The Protecting America’s First Responders Act also addresses lengthy delays in processing benefit claims, so that impacted officers and families aren't left waiting for their owed relief during the most difficult of times. For cases pending longer than 365 days, PAFRA indexes the award amount to the date of final determination, rather than the date of death or injury, so families aren’t financially penalized for the delay. Additionally, it increases the interim death benefits amount from $3,000 to $6,000 and ties it to the consumer price index so Congress does not have to readjust it again.
Further, PAFRA extends benefits to certain public safety officers not currently covered, including officers who act outside of their jurisdiction in an emergency situation, trainee officers, and fire-police who handle traffic and crime scene management. Finally, PAFRA closes a loophole in the PSOB program where children born after the death or disability of a public safety officer are not able to receive education benefits. PAFRA mandates that the U.S. Department of Justice provide back pay to children who qualify for the educational benefits but failed to receive a payout in time due to the processing delays and allows post-born children to be included in the educational benefits.

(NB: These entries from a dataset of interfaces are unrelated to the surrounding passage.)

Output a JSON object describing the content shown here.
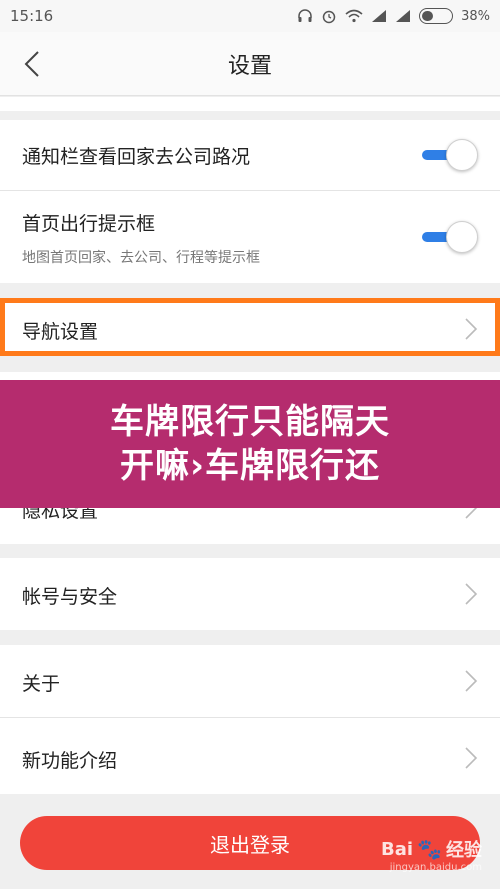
{
  "status_bar": {
    "time": "15:16",
    "battery": "38%",
    "battery_level": 0.38
  },
  "header": {
    "title": "设置"
  },
  "rows": {
    "notify_label": "通知栏查看回家去公司路况",
    "home_prompt_label": "首页出行提示框",
    "home_prompt_sub": "地图首页回家、去公司、行程等提示框",
    "nav_label": "导航设置",
    "privacy_label": "隐私设置",
    "account_label": "帐号与安全",
    "about_label": "关于",
    "new_features_label": "新功能介绍"
  },
  "toggles": {
    "notify_on": true,
    "home_prompt_on": true
  },
  "banner": {
    "line1": "车牌限行只能隔天",
    "line2": "开嘛›车牌限行还"
  },
  "logout_label": "退出登录",
  "watermark": {
    "brand": "Bai",
    "brand2": "经验",
    "url": "jingyan.baidu.com"
  },
  "colors": {
    "accent": "#2f7fe6",
    "highlight": "#ff7a1a",
    "banner": "#b52c6e",
    "logout": "#f0443a"
  }
}
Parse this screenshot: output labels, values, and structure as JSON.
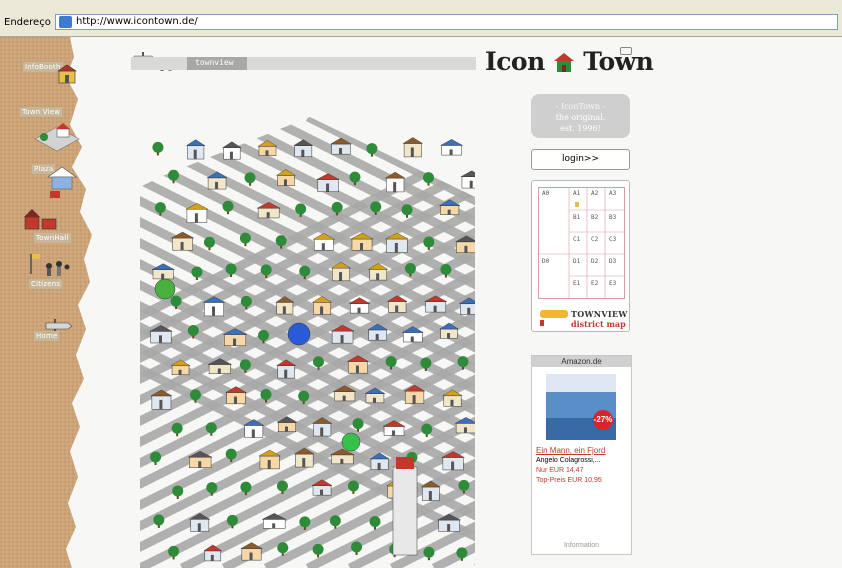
{
  "browser": {
    "address_label": "Endereço",
    "url": "http://www.icontown.de/"
  },
  "sidebar": {
    "items": [
      {
        "label": "InfoBooth",
        "icon": "info-booth-icon"
      },
      {
        "label": "Town View",
        "icon": "town-view-icon"
      },
      {
        "label": "Plaza",
        "icon": "plaza-icon"
      },
      {
        "label": "TownHall",
        "icon": "town-hall-icon"
      },
      {
        "label": "Citizens",
        "icon": "citizens-icon"
      },
      {
        "label": "Home",
        "icon": "home-icon"
      }
    ]
  },
  "header": {
    "section_label": "townview",
    "logo_left": "Icon",
    "logo_right": "Town"
  },
  "info_panel": {
    "line1": "- IconTown -",
    "line2": "the original.",
    "line3": "est. 1996!"
  },
  "login": {
    "label": "login>>"
  },
  "district_map": {
    "cells": [
      "A0",
      "A1",
      "A2",
      "A3",
      "B1",
      "B2",
      "B3",
      "C1",
      "C2",
      "C3",
      "D0",
      "D1",
      "D2",
      "D3",
      "E1",
      "E2",
      "E3"
    ],
    "title": "TOWNVIEW",
    "subtitle": "district map"
  },
  "amazon": {
    "header": "Amazon.de",
    "discount": "-27%",
    "title": "Ein Mann, ein Fjord",
    "author": "Angelo Colagrossi,...",
    "price": "Nur EUR 14,47",
    "top_price": "Top-Preis EUR 10,95",
    "info": "Information"
  },
  "colors": {
    "road": "#a9a9a9",
    "grass": "#ffffff",
    "roof_red": "#c0392b",
    "tree_green": "#2e8b3a",
    "accent_red": "#c0392b",
    "paper": "#c9a478"
  }
}
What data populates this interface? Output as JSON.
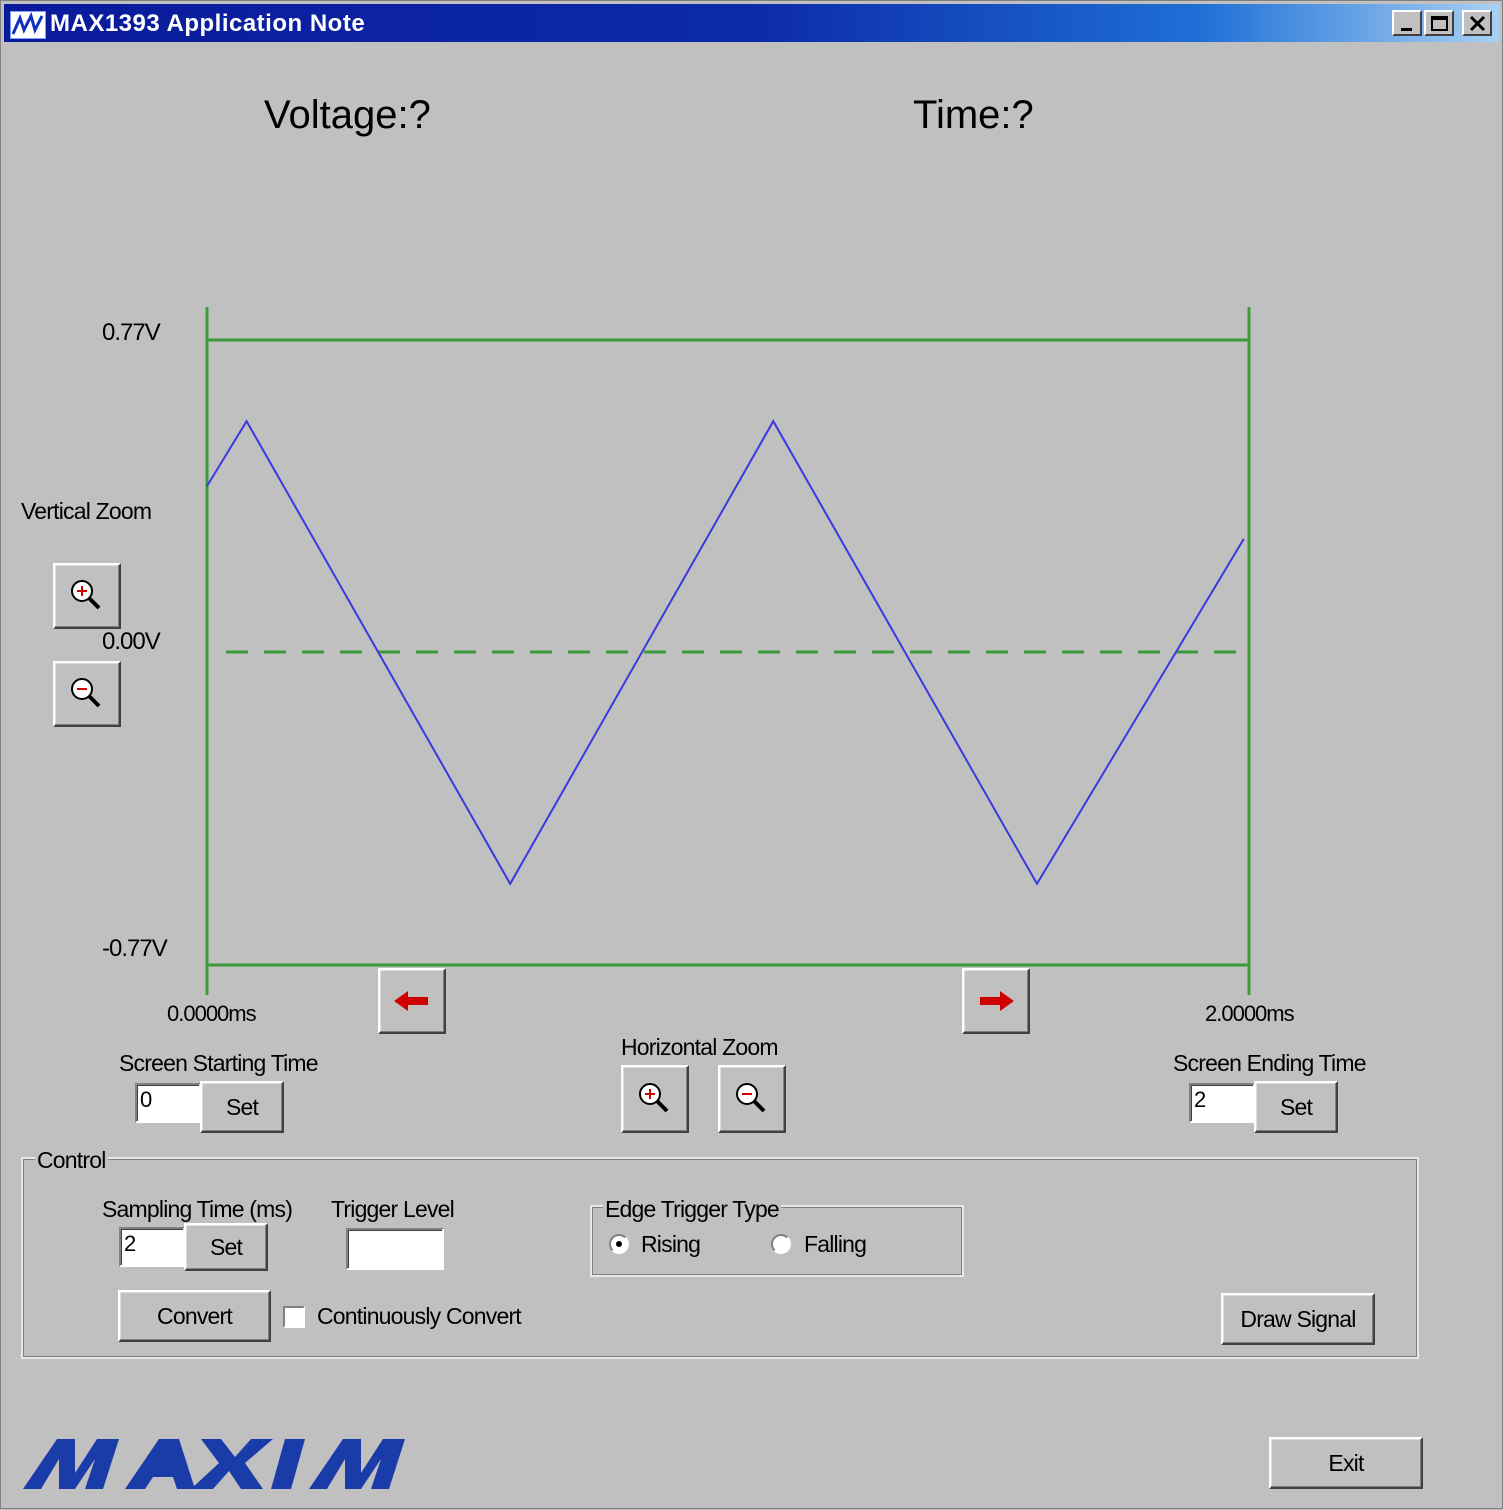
{
  "window": {
    "title": "MAX1393 Application Note",
    "controls": [
      "minimize-icon",
      "maximize-icon",
      "close-icon"
    ]
  },
  "readouts": {
    "voltage": "Voltage:?",
    "time": "Time:?"
  },
  "plot": {
    "y_top_label": "0.77V",
    "y_mid_label": "0.00V",
    "y_bottom_label": "-0.77V",
    "x_start_label": "0.0000ms",
    "x_end_label": "2.0000ms",
    "frame_color": "#3a9a3a",
    "signal_color": "#3a3ae0"
  },
  "chart_data": {
    "type": "line",
    "xlim": [
      0,
      2
    ],
    "ylim": [
      -0.77,
      0.77
    ],
    "grid": false,
    "series": [
      {
        "x": [
          0,
          0.076,
          0.582,
          1.087,
          1.593,
          1.99
        ],
        "y": [
          0.41,
          0.57,
          -0.57,
          0.57,
          -0.57,
          0.28
        ]
      }
    ],
    "reference_lines": [
      0.0
    ]
  },
  "vertical_zoom": {
    "label": "Vertical Zoom",
    "zoom_in_icon": "zoom-in-icon",
    "zoom_out_icon": "zoom-out-icon"
  },
  "navigation": {
    "left_icon": "left-arrow-icon",
    "right_icon": "right-arrow-icon"
  },
  "horizontal_zoom": {
    "label": "Horizontal Zoom"
  },
  "screen_start": {
    "label": "Screen Starting Time",
    "value": "0",
    "button": "Set"
  },
  "screen_end": {
    "label": "Screen Ending Time",
    "value": "2",
    "button": "Set"
  },
  "control": {
    "legend": "Control",
    "sampling_label": "Sampling Time (ms)",
    "sampling_value": "2",
    "sampling_button": "Set",
    "trigger_label": "Trigger Level",
    "trigger_value": "",
    "edge_legend": "Edge Trigger Type",
    "rising_label": "Rising",
    "falling_label": "Falling",
    "rising_selected": true,
    "convert_button": "Convert",
    "continuous_label": "Continuously Convert",
    "continuous_checked": false,
    "draw_button": "Draw Signal"
  },
  "footer": {
    "logo_text": "MAXIM",
    "exit_button": "Exit"
  }
}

The Protecting America’s First Responders Act of 2021 has been endorsed by the International Association of Firefighters (IAFF), the International Association of Fire Chiefs (IAFC), the National Volunteer Fire Council (NVFC), Fraternal Order of Police (FOP), Federal Law Enforcement Officers Association (FLEOA), National Association of Police Organizations (NAPO), Sergeants Benevolent Association of the NYPD (SBA), the National Association of School Resource Officers, How2LoveOurCops, and Wounded Blue.
The legislation is sponsored in the House by Reps. Pascrell, Brian Fitzpatrick (R-PA-01), Joe Courtney (D-CT-02), John Rutherford (R-FL-04), Markwayne Mullin (R-OK-02), Julia Brownley (D-CA-26), Tom O'Halleran (D-AZ-01), Don Bacon (R-NE-02), and Andrew Garbarino (R-NY-02). Companion legislation in the Senate is sponsored by Sens. Grassley, Kirsten Gillibrand (D-NY), Marsha Blackburn (R-TN), Sheldon Whitehouse (D-RI), Mike Crapo (R-ID), Amy Klobuchar (D-MN), Steve Daines (R-MT), Thom Tillis (R-NC), Jon Tester (D-MT), Mazie Hirono (D-HI), and Richard Blumenthal (D-CT).

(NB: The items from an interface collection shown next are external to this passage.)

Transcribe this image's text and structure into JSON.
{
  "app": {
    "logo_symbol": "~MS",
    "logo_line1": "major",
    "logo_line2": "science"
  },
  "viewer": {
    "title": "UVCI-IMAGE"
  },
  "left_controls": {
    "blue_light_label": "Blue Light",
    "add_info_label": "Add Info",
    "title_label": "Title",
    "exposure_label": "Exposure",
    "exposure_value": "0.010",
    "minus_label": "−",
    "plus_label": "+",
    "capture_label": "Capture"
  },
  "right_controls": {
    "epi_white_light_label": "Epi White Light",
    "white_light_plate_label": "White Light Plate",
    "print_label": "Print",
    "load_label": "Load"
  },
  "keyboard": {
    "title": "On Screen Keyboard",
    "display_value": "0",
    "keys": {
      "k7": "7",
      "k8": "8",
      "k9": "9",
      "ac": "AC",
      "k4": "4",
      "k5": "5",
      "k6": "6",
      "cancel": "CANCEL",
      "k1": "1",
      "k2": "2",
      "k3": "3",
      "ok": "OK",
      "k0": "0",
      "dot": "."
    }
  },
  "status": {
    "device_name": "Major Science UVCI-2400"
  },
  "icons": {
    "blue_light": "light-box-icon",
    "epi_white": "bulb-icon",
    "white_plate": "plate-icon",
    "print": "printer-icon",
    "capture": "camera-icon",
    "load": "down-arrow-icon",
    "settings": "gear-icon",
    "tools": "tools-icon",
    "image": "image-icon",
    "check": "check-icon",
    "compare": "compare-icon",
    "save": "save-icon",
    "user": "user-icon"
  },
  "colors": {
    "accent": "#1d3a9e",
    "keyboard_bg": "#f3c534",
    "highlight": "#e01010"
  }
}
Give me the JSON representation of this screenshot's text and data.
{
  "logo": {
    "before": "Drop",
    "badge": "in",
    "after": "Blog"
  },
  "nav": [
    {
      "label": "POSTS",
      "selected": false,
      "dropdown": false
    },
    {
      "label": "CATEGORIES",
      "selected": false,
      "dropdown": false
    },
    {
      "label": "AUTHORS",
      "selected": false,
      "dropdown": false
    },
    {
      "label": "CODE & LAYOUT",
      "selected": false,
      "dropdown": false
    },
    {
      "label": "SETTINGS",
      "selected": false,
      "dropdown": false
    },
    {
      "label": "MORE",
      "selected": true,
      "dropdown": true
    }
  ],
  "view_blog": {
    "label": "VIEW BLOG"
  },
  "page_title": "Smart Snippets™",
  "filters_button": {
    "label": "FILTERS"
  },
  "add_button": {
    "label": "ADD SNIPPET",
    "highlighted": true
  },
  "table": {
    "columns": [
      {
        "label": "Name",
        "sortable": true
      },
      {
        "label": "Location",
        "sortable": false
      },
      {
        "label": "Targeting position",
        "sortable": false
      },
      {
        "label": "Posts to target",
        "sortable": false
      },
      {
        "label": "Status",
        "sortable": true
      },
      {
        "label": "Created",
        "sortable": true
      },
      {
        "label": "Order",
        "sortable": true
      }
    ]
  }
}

Rep. Pascrell has worked tirelessly to provide support for public safety officers under the PSOB program. On April 10, 2020, he led a letter of 159 Members which urged that public safety officers who contract COVID-19 be presumed eligible for PSOB death or disability benefits.

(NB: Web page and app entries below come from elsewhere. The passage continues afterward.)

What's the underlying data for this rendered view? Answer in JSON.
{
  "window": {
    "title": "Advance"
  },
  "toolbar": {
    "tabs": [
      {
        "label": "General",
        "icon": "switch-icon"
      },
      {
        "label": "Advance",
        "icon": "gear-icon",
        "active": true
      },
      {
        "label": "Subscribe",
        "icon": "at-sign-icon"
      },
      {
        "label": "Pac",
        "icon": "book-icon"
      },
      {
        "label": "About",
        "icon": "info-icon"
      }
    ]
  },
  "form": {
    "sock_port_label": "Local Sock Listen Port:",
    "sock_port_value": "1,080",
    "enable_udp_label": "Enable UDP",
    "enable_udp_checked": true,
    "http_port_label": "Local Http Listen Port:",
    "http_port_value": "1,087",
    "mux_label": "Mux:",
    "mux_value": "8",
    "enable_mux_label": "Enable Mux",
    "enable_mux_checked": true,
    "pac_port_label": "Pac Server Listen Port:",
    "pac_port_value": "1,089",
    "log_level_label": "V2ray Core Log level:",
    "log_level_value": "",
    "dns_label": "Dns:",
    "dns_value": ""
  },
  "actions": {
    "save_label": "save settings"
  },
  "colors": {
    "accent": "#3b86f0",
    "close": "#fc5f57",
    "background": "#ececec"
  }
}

On April 14, 2020, Pascrell joined House Judiciary Committee Chairman Jerrold Nadler (D-NY-10) in introducing the Public Safety Officer Pandemic Response Act (H.R. 6509), legislation to ensure public safety officers who contract COVID-19 in the line of duty are eligible for PSOB benefits should they become disabled or die from the virus. H.R. 6509 was included in the HEROES Act, which passed the House of Representatives on May 15, 2020. On August 14, 2020, Rep. Pascrell praised the signing into law of the Safeguarding America's First Responders Act (S. 3607), companion legislation led by Senator Grassley and Senator Cory Booker (D-NJ) to provide such a presumptive PSOB benefit for public safety officers who die or become disabled from COVID-19.